* TRY IT *
Check each line of the material below for "Average", then copy the ones that contain it.
'''
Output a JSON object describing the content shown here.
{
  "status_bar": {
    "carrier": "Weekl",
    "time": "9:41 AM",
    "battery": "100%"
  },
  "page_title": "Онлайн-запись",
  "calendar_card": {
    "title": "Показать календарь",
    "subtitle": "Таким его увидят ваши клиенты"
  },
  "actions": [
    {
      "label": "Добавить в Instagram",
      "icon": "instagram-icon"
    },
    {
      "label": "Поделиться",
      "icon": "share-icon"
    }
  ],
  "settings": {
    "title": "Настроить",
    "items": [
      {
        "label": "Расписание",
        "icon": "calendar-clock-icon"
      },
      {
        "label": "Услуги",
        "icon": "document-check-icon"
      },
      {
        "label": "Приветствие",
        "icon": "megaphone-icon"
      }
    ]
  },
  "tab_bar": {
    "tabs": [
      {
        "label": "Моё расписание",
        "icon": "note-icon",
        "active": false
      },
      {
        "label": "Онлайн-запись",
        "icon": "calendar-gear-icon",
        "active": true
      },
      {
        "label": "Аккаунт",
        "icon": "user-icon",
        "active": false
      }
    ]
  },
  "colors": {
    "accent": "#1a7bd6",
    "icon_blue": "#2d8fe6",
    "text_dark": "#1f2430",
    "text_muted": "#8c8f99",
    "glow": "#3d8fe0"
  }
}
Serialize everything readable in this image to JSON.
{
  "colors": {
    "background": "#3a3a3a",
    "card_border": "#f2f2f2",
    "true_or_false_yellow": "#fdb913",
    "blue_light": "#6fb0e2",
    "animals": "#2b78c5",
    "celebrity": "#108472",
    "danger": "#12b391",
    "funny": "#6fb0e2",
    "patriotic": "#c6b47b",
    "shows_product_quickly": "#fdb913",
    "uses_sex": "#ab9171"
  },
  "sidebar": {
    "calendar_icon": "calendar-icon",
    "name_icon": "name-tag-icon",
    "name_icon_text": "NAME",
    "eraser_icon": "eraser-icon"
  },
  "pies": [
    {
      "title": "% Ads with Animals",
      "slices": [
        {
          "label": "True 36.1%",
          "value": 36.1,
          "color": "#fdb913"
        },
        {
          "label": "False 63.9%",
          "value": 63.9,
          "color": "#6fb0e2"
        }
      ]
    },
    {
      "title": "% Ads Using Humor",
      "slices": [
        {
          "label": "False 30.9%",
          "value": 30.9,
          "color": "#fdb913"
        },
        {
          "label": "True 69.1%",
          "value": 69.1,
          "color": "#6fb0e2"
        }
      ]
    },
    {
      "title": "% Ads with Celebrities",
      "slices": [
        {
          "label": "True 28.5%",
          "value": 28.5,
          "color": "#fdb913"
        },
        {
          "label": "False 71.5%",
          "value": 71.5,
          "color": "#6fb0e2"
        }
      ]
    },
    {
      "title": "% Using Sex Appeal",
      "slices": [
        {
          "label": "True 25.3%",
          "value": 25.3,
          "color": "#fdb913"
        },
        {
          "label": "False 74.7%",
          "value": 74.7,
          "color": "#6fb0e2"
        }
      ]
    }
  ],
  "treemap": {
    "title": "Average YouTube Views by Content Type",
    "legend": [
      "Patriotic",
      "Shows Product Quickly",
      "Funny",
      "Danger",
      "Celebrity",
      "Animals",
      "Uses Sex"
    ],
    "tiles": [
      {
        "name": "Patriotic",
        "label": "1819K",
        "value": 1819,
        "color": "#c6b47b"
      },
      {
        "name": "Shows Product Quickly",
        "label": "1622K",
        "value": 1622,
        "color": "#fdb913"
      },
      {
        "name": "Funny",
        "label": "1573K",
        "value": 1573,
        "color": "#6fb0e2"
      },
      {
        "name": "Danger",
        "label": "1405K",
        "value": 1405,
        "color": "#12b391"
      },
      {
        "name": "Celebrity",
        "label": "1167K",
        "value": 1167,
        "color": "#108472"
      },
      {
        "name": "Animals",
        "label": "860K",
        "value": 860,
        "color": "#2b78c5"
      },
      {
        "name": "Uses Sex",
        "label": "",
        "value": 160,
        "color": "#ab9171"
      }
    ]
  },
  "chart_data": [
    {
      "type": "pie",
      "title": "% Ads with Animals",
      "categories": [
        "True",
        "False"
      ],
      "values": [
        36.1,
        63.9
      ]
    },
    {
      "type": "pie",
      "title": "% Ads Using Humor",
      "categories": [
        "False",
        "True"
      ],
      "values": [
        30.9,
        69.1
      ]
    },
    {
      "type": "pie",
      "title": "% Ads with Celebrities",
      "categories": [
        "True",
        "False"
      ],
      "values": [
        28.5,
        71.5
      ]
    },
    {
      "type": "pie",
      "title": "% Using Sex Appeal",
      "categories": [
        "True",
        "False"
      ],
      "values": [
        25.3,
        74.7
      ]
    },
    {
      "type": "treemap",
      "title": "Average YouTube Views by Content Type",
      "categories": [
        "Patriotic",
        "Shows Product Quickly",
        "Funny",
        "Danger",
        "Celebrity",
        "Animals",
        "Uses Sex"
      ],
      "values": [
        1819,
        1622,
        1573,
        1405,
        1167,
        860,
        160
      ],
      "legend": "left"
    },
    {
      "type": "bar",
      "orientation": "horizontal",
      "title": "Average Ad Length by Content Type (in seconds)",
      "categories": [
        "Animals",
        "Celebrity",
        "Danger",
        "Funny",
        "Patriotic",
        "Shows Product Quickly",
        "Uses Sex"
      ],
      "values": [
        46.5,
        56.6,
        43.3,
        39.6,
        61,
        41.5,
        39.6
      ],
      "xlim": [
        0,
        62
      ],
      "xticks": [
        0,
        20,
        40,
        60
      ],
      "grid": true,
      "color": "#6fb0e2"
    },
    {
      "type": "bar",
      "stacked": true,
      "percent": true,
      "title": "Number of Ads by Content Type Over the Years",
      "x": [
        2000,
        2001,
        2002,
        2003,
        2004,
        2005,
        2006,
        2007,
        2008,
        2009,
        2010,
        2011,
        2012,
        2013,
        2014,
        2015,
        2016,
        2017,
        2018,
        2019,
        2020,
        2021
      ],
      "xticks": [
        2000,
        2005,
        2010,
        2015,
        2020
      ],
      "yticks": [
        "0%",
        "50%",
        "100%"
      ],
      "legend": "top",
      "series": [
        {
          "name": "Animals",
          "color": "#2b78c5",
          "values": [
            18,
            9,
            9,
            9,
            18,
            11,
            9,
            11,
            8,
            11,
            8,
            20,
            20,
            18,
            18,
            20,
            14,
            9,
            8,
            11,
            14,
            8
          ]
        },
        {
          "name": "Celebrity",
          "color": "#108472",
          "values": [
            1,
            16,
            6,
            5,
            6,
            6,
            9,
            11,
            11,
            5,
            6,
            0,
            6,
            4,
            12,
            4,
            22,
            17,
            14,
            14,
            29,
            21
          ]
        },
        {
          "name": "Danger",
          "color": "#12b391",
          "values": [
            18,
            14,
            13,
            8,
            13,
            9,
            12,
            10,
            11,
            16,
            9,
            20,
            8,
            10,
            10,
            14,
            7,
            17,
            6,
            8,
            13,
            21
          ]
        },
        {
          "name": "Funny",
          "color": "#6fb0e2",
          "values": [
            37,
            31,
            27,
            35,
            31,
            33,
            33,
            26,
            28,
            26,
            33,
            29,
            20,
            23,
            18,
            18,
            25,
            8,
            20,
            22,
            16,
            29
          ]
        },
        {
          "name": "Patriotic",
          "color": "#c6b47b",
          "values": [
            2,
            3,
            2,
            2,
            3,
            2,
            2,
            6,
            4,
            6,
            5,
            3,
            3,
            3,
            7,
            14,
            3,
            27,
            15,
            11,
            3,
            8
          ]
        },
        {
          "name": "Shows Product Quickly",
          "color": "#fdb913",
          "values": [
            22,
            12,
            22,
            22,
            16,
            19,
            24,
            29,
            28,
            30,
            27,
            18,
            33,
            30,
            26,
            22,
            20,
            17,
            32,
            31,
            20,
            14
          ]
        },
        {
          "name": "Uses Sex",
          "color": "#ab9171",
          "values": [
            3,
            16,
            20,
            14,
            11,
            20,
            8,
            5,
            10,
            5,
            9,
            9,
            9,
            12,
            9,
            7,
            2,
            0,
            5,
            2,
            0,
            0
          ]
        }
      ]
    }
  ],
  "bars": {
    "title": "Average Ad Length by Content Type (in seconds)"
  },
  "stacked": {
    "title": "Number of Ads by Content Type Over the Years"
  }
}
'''
* PROBLEM SOLUTION *
    "title": "Average YouTube Views by Content Type",
      "title": "Average YouTube Views by Content Type",
      "title": "Average Ad Length by Content Type (in seconds)",
    "title": "Average Ad Length by Content Type (in seconds)"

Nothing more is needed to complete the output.